At San Diego’s Lindbergh Field, the number of departing flights is expected to decline by 7.35 percent by the end of the year, compared with the same fourth-quarter period in 2007, according to a breakdown prepared for the Union-Tribune by the Official Airline Guide, which tracks airline flight schedules covering about 28 million departures each year.
This is news from the reality-based world.
A couple of days before this, though, the paper published opinion from somewhere else.
Embracing yet another dubious claim, (airport authority) Chairman Alan Bersin flatly asserts that opposition from the military and surrounding residents forever removes from further consideration the sensible joint use of Miramar Marine Corps Air Station.
Bersin is certainly capable of embracing dubious claims but I think he’s on pretty solid ground with this one. I mean, did I miss something? The airport authority put a measure on the ballot for county voters in 2006 asking whether they wanted to consider joint use of Miramar. The measure lost by more than 23 points. Nobody could get behind it. Even the groups that had been instrumental in getting the measure put on the ballot in the way it was were reluctant to endorse it. The whole thing was a flop.
If you were trying to send a message that this idea of “sensible joint use” at the military base was unacceptable to this county and its residents, you could not have sent it clearer. Even the biggest champion of this sensible joint use — Bersin’s predecessor, Joe Craver — was forced to admit that joint use just wouldn’t work. The base would have to be abandoned by the military. The idea that a major airport and a military air station could work together on that patch of land was just as radical as building an airport in Imperial Valley. The difference is, putting an airport in Imperial Valley would have been welcomed by its neighbors.

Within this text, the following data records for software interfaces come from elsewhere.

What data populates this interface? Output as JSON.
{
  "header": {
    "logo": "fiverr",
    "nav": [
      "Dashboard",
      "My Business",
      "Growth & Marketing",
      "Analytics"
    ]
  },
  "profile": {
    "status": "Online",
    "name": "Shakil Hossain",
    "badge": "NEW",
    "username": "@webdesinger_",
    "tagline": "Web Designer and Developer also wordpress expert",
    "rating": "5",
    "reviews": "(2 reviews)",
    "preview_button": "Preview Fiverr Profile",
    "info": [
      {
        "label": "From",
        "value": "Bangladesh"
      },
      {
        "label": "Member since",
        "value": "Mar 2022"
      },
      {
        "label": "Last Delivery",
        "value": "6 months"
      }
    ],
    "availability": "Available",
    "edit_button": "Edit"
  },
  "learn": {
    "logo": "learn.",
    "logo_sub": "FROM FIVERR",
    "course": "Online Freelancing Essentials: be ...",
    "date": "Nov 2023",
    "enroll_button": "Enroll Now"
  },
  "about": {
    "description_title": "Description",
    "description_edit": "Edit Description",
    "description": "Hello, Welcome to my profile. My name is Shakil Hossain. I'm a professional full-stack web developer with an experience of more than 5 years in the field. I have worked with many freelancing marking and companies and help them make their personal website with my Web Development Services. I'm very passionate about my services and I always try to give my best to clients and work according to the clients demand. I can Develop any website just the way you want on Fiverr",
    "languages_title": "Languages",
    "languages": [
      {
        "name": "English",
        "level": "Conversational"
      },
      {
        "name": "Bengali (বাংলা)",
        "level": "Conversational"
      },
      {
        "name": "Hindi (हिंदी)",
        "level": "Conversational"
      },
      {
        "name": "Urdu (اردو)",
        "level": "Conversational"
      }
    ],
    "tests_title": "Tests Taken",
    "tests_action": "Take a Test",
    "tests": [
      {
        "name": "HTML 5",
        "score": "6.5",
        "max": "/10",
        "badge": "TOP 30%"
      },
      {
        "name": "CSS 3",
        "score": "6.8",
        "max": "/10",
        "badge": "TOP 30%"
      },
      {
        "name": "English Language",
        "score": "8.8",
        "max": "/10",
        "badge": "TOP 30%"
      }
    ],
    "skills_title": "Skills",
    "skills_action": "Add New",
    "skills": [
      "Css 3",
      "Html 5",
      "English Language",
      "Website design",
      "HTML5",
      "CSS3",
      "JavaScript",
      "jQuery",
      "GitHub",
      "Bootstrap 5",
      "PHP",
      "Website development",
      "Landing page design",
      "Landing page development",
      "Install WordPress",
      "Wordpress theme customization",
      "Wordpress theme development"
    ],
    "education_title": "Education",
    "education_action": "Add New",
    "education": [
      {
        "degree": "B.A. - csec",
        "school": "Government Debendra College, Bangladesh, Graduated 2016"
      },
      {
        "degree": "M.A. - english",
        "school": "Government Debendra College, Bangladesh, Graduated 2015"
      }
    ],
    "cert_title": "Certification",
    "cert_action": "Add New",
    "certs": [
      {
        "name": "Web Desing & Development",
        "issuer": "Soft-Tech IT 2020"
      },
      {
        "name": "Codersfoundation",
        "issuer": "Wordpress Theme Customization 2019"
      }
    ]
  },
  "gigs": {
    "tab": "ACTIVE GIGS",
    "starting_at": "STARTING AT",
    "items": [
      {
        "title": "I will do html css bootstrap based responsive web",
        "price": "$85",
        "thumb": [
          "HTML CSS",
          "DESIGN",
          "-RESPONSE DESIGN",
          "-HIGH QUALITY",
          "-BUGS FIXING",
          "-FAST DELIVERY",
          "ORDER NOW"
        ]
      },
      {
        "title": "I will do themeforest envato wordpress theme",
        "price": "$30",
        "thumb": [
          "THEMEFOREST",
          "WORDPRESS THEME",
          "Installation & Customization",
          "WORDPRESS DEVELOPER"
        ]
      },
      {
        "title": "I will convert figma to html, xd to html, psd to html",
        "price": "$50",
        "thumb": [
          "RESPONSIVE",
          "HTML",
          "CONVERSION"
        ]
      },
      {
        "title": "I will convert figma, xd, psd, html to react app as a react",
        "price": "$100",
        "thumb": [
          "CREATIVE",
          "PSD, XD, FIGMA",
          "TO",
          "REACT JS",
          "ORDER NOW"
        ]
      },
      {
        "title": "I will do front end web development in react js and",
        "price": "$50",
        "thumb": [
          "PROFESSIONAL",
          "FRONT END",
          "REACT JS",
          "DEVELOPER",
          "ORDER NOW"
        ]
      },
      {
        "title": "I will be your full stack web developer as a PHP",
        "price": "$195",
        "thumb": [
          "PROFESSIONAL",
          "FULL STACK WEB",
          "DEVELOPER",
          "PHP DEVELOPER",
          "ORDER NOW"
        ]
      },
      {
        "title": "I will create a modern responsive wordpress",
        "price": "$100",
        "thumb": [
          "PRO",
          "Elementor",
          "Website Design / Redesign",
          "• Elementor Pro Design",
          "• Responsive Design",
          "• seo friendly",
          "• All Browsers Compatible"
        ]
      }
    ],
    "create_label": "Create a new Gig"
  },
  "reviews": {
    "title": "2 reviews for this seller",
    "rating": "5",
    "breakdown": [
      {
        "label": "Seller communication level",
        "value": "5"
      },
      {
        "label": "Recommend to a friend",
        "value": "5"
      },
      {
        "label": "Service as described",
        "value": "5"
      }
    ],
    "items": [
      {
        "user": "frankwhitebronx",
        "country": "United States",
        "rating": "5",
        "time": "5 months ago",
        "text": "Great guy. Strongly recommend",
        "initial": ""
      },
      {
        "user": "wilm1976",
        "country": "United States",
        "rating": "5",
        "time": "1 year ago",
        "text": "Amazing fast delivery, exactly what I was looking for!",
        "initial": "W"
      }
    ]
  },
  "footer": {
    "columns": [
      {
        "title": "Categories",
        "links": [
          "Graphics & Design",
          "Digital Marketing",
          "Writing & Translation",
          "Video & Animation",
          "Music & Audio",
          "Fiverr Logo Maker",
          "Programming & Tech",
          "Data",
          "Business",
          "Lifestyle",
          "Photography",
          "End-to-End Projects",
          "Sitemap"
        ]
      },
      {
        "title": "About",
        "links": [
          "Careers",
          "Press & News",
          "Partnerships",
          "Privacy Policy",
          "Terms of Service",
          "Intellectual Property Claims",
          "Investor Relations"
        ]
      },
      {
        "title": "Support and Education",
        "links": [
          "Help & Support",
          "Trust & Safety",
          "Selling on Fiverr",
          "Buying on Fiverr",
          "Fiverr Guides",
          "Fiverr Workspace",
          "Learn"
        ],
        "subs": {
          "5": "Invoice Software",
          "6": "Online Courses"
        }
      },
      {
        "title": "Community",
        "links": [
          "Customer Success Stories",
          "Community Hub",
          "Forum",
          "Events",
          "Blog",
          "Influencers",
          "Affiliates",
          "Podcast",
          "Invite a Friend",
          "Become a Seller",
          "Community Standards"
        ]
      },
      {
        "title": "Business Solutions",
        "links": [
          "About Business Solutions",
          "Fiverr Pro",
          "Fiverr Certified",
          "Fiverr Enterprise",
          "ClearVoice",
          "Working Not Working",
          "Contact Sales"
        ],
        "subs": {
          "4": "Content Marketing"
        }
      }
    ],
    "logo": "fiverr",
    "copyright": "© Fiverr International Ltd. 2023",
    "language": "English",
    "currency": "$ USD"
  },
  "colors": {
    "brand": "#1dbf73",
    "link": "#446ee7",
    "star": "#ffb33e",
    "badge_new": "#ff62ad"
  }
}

But back to the basics. The number of flights out of Lindbergh Field has not increased markedly in the last 15 years. Roughly the same number of flights came in and out of the airport in 2005 as did in 1994. And the news this week, that flights would be cut this year, does add more facts to our little reality-based world.
So where, exactly is the U-T? The paper’s broadside of Bersin’s “dubious claim” came within a two-day series of editorials about the future of the airport, which tried to make the case — again — that an expansive new airport needed to be built at Miramar. Ironically, the first edition of the editorials carried the headline “The Grand Delusion.”
The fundamental problem with the airport board’s myopic, circular thinking is that what we have in cramped Lindbergh Field — 661 acres, a single, truncated runway and no room to build another one — is not nearly enough acreage for an airport to support San Diego’s burgeoning economy in the decades ahead. San Diego has the busiest single-runway commercial airport in North America. …
… Within the next 10 years, or possibly 20 or more if the regional economy turns less robust, the single, shorter-than-normal runway at Lindbergh Field will reach capacity.
Though the paper’s doom and gloom is not supported by facts and history, like any random prediction, it may be proven correct.
But the editorial board’s myopic, circular obsession with an unworkable, untenable and unacceptable proposal to put a gigantic new airport on Marine Corps land makes one wonder who, exactly, is suffering from the grand delusion.
Next: Another way to think about Lindbergh and the future of San Diego air travel.